The grieving process for my mom has started long before her death. I feel like I have been grieving her for years. It has been the hardest thing I have ever gone through. It has been even harder to explain what was even happening to her to people. I would try to explain it to my friends and they would hear what I was saying but there is no way of understanding it until you saw her.
My mom had a very rare disease, it is called Primary Progressive Aphasia. I have never even heard of such a thing until my mom was finally diagnosed with it. Primary Progressive Aphasia (PPA) is characterized predominantly by the gradual loss of the ability to speak, read, write and understand what others are saying.
I first noticed something was off with my mom about 6 years ago when they first came home from their last mission in Nauvoo. I couldn’t put my finger on it but It felt like she wasn’t the same somehow. Nobody else said anything about it, I mentioned it to Doug and the boys on our way home from their house that night, but I don’t think they saw what I was seeing.
Some more time went on and there was definitely something going on, her primary doctor noticed something too and ordered some tests to see if maybe she had a stroke. The tests showed that she actually hadn’t had a stroke but somehow she stuck with that diagnoses and started telling people that when she would struggle to carry a conversation, she would mutter out the words… I Had Stroke. This was when I first started grieving my mom. Seeing her stutter and be embarrassed that she couldn’t find the right words was rough and knowing it wasn’t actually a stroke and not knowing what it was, was even harder. Mom suffered many falls which made her condition worsen and we finally were given the diagnosis of Primary Progressive Aphasia, but by that time she had already gotten to the non-speaking phase.

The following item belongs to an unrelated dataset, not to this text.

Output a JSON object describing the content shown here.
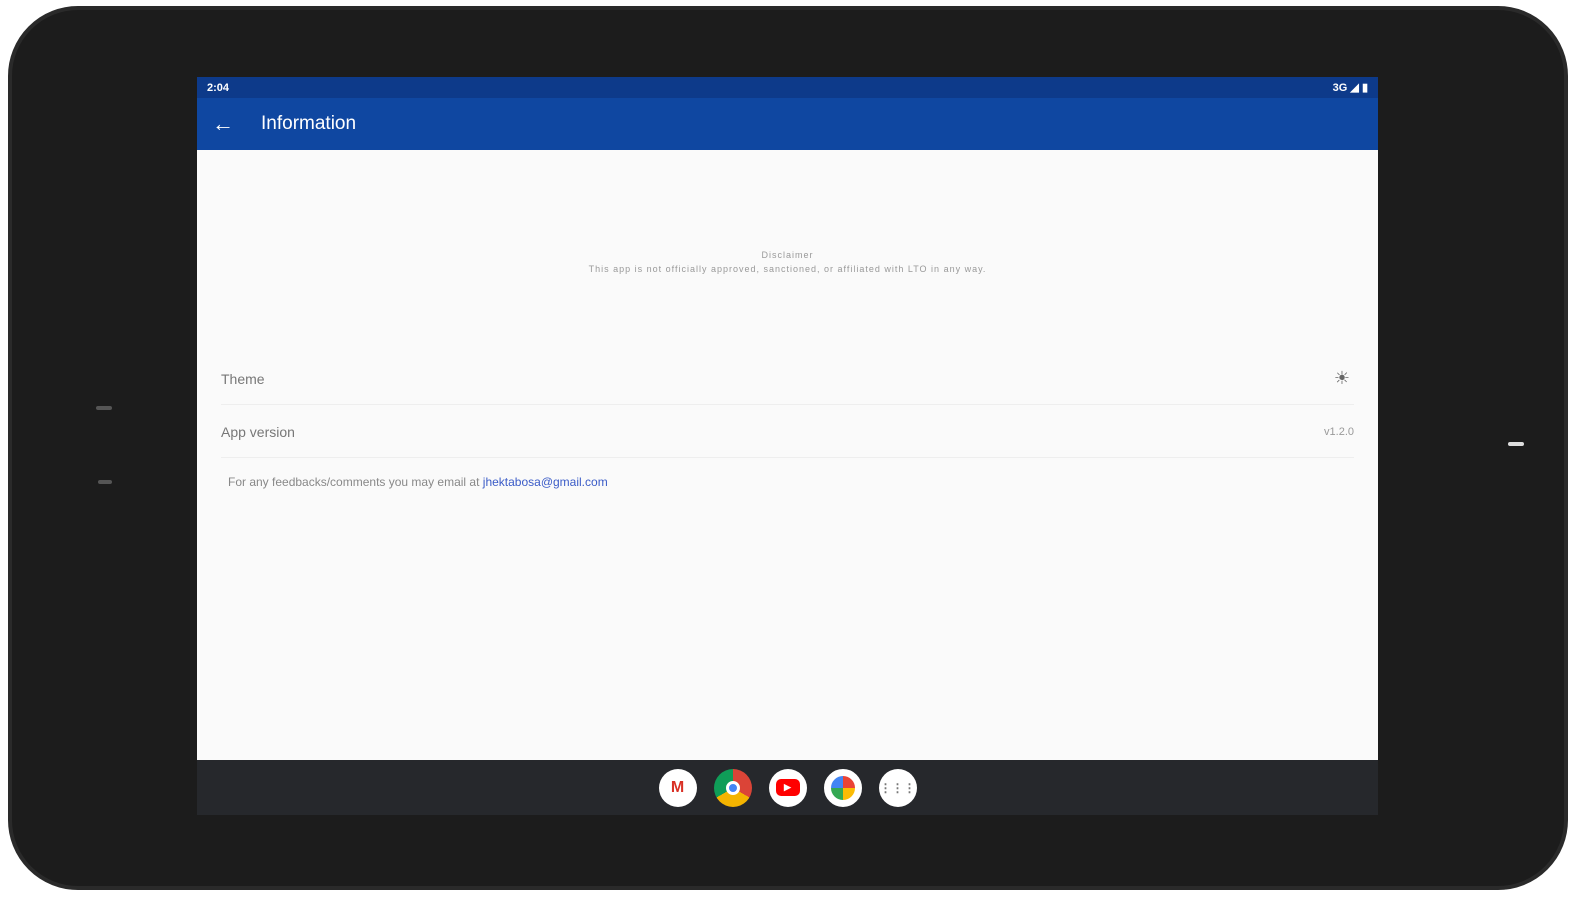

When My mom lost the ability to mutter out the little sentences she would use like “Ya Right” or “who Knows” I mourned.
When she stopped being able to pick up a pen and write… I mourned

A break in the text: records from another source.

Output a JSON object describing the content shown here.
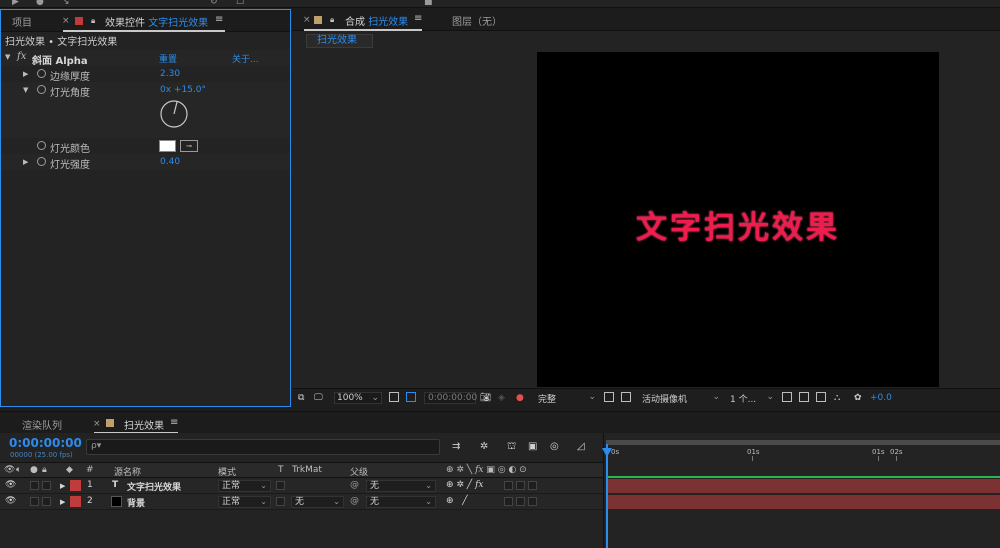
{
  "effect_panel": {
    "tab_project": "项目",
    "tab_effect_prefix": "效果控件",
    "tab_effect_layer": "文字扫光效果",
    "breadcrumb": "扫光效果 • 文字扫光效果",
    "effect_fx": "fx",
    "effect_name": "斜面 Alpha",
    "reset": "重置",
    "about": "关于...",
    "props": [
      {
        "label": "边缘厚度",
        "value": "2.30"
      },
      {
        "label": "灯光角度",
        "value": "0x +15.0°"
      },
      {
        "label": "灯光颜色",
        "value": ""
      },
      {
        "label": "灯光强度",
        "value": "0.40"
      }
    ]
  },
  "comp_panel": {
    "tab_prefix": "合成",
    "tab_name": "扫光效果",
    "layer_tab": "图层（无）",
    "subtab": "扫光效果",
    "canvas_text": "文字扫光效果",
    "zoom": "100%",
    "timecode": "0:00:00:00",
    "resolution": "完整",
    "camera": "活动摄像机",
    "views": "1 个...",
    "exposure": "+0.0"
  },
  "timeline": {
    "tab_render": "渲染队列",
    "tab_comp": "扫光效果",
    "timecode": "0:00:00:00",
    "fps": "00000 (25.00 fps)",
    "search_placeholder": "ρ▾",
    "headers": {
      "number": "#",
      "source": "源名称",
      "mode": "模式",
      "t": "T",
      "trkmat": "TrkMat",
      "parent": "父级"
    },
    "ruler": [
      "0s",
      "01s",
      "01s",
      "02s"
    ],
    "layers": [
      {
        "num": "1",
        "type": "T",
        "name": "文字扫光效果",
        "mode": "正常",
        "trkmat": "",
        "parent": "无",
        "swatch": "#c23b3b",
        "thumb": ""
      },
      {
        "num": "2",
        "type": "",
        "name": "背景",
        "mode": "正常",
        "trkmat": "无",
        "parent": "无",
        "swatch": "#c23b3b",
        "thumb": "#000000"
      }
    ]
  },
  "colors": {
    "accent_blue": "#2d8ceb",
    "comp_text_red": "#ee1d4e",
    "layer_bar": "#7c3232",
    "label_red": "#c23b3b"
  }
}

When she stopped being able to play the Piano… I mourned.
When she stopped being able to understand and play her card games I mourned.
When she stopped being able to sew, quilt or do cross stitch…I mourned.

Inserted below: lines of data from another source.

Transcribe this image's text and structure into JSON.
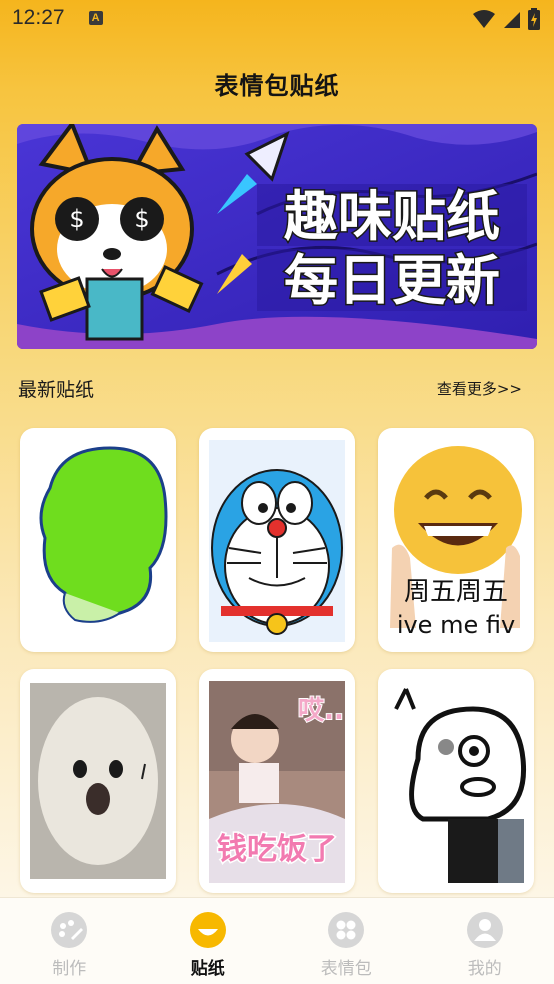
{
  "status_bar": {
    "time": "12:27",
    "indicator": "A"
  },
  "header": {
    "title": "表情包贴纸"
  },
  "banner": {
    "line1": "趣味贴纸",
    "line2": "每日更新",
    "accent": "#3b2cc9"
  },
  "latest": {
    "title": "最新贴纸",
    "more_label": "查看更多>>",
    "stickers": [
      {
        "name": "green-blob-sticker"
      },
      {
        "name": "doraemon-sticker"
      },
      {
        "name": "smile-emoji-sticker",
        "caption_line1": "周五周五",
        "caption_line2": "ive me fiv"
      },
      {
        "name": "seal-sticker"
      },
      {
        "name": "baby-sticker",
        "caption_top": "哎..",
        "caption_bottom": "钱吃饭了"
      },
      {
        "name": "doodle-sticker"
      }
    ]
  },
  "tabbar": {
    "tabs": [
      {
        "label": "制作",
        "active": false
      },
      {
        "label": "贴纸",
        "active": true
      },
      {
        "label": "表情包",
        "active": false
      },
      {
        "label": "我的",
        "active": false
      }
    ]
  },
  "colors": {
    "brand": "#f5b51d",
    "active_tab": "#f7b800",
    "inactive": "#bcbcbc"
  }
}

When She stopped being able to use a fork or spoon… I mourned.
When she stopped giggling when she couldn’t do something… I mourned.
When she stopped being able to walk on her own … I mourned.
When she stopped being able to stand on her own… I mourned.
When she stopped smiling… I mourned.
When she stopped recognizing me…I mourned.
When she stopped being able to take care of the simplest of daily tasks… I mourned.
All these things happened slowly and over time, So I thought I would be prepared for what was coming, In fact, I Prayed for her to be put out of her misery on many occasions. But when the time actually came and she took her last breath…I really mourned!! I wasn’t prepared to feel the feelings I had come over me. I missed my mom the moment she left, even though I felt like she was gone way before now. Somehow living in a world where I don’t have a mom seems very wrong.
The only thing keeping me from totally losing it, is the fact that I know I have now gained an guardian angel who I call mom, who is happy and healthy and is able to walk, talk and smile again. I take comfort in that fact and the fact that I will see her again and all of these earthly trials are now over for her. She is so happy now. I really take comfort in that fact. I will mourn your presence here on earth, but I know I will see you again, and all those things I mourned for you will no longer be. I love you mom, Until we meet again.
4 thoughts on “Grieving My Mom”
God Bless you and your family, Janna. We have played cards with your mom even as she was in her decline and watched your dad help her through the exercise class up at the fitness center and shared meals at the Caregivers monthly meetings. Although we moved to St.George a year ago, we have followed along through Gary’s Facebook…Don and Carolyn Jepson.
Thanks for sharing Don!!
I’m so sorry for the loss of your mom. She was my visiting teacher and my son’s Sunday School teacher one year. We loved her so much. My mom passes away last year at the age of 76. I can totally relate to what you said about living in a world with no mom. We are so blessed to have the gospel in our lives. The only thing that gets me through is knowing that she isnt suffering and I will see her again.
The same things that will get you through. I still cry almost every day and am sad a lot but I know it will get easier. Give yourself the time you need to grieve.
Thank you so much for Sharing Diana! I’m sorry for you loss too. Not having a mom on this earth is such a new thing to get used to. I cry often but I know it will get easier.